Once Were Warriors director Lee Tamahori returns to New Zealand after 20 years to direct this emotive and picturesque family drama based on a novel by Witi Ihimaera, the author of Whale Rider.
It's the 1960s and on the rural East Coast of New Zealand, two sheep-shearing families – the Mahanas and the Poatas – have been enemies for generations. Tamihana (Once Were Warriors' Temuera Morrison) is the Mahana clan's proud and taciturn patriarch, who rules with an iron fist. His teenaged grandson, Simeon, starts challenging his authority after being introduced to George Bernard Shaw at school, and encouraged to speak his mind. Simeon's newfound confidence to stand up to his tyrannical grandfather leads him to investigate the true cause of the Mahana–Poata rivalry.

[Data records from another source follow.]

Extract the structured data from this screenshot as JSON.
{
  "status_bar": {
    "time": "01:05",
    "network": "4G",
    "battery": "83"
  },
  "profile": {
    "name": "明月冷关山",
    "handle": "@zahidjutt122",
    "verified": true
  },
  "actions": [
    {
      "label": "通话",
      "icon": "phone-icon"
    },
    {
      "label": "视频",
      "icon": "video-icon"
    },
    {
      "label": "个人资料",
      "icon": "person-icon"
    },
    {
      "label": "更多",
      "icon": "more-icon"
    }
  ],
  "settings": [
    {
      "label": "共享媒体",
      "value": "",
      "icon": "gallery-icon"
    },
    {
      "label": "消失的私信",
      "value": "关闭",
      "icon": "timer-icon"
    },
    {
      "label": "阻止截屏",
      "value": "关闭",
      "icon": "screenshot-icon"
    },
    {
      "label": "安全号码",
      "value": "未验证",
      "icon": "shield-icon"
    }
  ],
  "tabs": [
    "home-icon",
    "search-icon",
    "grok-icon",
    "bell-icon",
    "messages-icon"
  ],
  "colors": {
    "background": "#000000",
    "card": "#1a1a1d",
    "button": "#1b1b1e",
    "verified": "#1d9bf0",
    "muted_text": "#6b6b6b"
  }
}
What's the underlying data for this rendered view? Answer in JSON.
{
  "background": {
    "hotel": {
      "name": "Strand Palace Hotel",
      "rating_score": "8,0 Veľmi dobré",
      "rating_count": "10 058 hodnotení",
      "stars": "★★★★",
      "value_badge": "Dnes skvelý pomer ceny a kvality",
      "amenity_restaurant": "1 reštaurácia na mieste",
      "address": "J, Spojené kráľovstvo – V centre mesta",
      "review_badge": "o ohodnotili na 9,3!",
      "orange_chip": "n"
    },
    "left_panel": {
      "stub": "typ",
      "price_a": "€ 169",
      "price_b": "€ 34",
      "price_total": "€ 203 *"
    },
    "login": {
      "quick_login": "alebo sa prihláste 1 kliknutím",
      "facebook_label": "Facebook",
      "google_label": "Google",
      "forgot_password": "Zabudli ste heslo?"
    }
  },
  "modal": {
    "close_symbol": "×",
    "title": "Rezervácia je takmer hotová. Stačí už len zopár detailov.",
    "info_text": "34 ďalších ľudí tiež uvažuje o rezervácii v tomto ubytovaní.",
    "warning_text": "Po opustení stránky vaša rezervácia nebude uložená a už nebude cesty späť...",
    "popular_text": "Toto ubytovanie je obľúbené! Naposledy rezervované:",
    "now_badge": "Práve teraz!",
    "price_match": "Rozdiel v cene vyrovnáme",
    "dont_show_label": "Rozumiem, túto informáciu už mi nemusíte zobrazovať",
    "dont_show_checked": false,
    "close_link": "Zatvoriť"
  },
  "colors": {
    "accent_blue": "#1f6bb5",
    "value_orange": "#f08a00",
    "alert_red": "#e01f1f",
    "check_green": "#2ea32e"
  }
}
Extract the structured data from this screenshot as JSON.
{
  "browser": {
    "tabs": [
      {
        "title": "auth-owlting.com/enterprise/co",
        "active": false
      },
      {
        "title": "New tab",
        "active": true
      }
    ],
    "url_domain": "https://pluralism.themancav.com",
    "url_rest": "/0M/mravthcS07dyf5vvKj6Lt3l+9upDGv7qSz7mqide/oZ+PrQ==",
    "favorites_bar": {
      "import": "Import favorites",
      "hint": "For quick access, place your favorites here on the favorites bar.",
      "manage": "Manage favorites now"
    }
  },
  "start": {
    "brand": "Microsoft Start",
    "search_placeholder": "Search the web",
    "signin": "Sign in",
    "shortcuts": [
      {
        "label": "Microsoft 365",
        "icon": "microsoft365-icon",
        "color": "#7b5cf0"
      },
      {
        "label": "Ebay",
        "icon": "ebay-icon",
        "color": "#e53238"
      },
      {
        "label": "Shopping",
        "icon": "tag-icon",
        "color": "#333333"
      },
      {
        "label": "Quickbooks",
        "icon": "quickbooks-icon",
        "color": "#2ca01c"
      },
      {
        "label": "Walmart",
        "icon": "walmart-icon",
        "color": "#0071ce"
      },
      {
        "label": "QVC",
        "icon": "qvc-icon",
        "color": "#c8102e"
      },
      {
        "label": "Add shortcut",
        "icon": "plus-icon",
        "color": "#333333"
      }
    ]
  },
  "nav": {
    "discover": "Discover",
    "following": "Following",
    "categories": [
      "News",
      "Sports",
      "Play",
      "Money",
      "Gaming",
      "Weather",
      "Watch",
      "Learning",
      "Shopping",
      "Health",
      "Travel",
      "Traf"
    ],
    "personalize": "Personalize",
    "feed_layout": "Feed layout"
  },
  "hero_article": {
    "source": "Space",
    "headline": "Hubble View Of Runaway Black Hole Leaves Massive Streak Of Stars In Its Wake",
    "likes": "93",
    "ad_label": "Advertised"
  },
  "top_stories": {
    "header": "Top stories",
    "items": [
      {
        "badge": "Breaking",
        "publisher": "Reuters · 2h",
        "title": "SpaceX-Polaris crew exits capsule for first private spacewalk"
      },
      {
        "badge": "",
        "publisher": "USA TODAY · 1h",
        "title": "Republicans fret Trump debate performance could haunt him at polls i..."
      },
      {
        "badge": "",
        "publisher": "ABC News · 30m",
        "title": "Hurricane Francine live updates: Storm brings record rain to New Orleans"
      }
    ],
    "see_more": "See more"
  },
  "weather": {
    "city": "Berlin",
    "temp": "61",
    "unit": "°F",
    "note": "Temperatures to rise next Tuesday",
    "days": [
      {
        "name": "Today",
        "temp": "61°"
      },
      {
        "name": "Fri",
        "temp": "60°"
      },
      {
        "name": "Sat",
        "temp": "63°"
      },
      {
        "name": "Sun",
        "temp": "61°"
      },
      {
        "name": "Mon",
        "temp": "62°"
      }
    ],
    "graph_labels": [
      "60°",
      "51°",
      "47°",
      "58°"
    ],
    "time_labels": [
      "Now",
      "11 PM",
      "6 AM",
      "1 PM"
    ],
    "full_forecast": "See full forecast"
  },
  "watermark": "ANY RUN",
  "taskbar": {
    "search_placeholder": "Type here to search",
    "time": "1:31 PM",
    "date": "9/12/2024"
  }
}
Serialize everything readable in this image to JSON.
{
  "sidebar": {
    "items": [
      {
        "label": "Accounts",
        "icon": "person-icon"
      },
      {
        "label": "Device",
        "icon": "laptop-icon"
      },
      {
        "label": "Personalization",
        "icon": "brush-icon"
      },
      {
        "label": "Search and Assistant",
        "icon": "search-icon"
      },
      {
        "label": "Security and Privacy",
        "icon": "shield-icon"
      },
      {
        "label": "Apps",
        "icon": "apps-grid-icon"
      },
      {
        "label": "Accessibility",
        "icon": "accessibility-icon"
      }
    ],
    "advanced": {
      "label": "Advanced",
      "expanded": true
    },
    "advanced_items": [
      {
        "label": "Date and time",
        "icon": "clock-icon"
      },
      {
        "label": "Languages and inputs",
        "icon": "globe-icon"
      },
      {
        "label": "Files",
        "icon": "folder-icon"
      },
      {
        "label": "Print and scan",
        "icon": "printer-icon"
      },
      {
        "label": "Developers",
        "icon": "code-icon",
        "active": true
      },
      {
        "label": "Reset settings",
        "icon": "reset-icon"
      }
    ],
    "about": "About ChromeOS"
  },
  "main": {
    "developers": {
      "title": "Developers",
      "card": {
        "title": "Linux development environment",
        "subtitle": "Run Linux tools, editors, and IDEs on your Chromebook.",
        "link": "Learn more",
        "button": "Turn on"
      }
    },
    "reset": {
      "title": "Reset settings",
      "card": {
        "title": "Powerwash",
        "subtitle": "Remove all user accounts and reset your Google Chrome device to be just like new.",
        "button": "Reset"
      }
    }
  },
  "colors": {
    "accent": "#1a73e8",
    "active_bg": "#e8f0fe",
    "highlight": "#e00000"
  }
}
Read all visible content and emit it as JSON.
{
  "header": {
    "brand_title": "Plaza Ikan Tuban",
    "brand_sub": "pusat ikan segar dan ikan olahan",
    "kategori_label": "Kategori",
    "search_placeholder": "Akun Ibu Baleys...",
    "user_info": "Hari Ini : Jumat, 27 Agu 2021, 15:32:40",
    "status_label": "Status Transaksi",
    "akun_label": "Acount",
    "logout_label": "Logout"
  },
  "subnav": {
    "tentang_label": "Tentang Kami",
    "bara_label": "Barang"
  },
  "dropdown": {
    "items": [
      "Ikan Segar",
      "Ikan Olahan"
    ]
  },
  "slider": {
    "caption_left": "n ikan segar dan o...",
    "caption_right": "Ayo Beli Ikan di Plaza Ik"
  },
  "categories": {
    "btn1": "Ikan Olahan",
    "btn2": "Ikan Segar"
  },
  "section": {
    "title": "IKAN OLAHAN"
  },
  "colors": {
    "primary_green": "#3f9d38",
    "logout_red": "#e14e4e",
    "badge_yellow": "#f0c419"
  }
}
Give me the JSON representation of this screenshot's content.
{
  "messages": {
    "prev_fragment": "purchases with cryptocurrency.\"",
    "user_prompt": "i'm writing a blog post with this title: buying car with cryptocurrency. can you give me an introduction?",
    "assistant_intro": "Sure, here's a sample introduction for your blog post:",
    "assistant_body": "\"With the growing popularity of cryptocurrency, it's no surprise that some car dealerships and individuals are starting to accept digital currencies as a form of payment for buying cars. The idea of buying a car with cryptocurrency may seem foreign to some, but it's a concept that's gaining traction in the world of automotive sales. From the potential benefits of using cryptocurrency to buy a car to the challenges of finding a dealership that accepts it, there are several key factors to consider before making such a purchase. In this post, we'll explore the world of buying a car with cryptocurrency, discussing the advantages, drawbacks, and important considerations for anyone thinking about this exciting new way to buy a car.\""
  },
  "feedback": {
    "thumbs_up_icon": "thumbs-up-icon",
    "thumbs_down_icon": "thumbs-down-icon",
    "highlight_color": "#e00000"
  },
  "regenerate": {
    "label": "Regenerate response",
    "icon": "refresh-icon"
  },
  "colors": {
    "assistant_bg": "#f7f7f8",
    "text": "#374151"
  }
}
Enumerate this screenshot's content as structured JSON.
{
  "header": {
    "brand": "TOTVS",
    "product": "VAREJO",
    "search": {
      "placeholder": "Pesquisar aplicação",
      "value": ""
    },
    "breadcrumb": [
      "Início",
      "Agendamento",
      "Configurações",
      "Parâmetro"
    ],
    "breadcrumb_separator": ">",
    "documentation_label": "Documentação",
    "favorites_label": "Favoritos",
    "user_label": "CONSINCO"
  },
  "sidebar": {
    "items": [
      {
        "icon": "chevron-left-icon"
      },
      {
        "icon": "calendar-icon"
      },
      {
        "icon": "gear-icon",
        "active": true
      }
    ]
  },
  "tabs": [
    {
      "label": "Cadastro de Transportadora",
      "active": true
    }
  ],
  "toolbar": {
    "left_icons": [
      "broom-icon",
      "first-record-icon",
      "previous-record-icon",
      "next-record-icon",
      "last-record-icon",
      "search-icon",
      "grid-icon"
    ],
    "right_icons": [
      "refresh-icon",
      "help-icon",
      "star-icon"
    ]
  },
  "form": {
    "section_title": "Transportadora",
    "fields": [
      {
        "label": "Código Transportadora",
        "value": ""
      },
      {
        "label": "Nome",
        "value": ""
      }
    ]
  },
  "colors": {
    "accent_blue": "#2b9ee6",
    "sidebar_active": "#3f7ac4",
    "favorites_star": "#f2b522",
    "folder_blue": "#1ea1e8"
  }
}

Mahana offers a welcome and heartfelt homecoming for Tamahori who said "I wanted it to be a loving postcard to a period that I know very well." Combining aspects of a western with a coming-of-age tale, the film features majestic locations, a stirring soundtrack and a standout performance by newcomer Akuhata Keefe as Simeon.
"Lee Tamahori's film is both a powerful and affecting universal depiction of independence and the struggle for empowerment." – Dog and Wolf
Find the book at Readings.
Please note: the screening on Saturday 30 July is a captioned screening of the film where captions will display on the screen to enable deaf and hard of hearing audience members to access the film.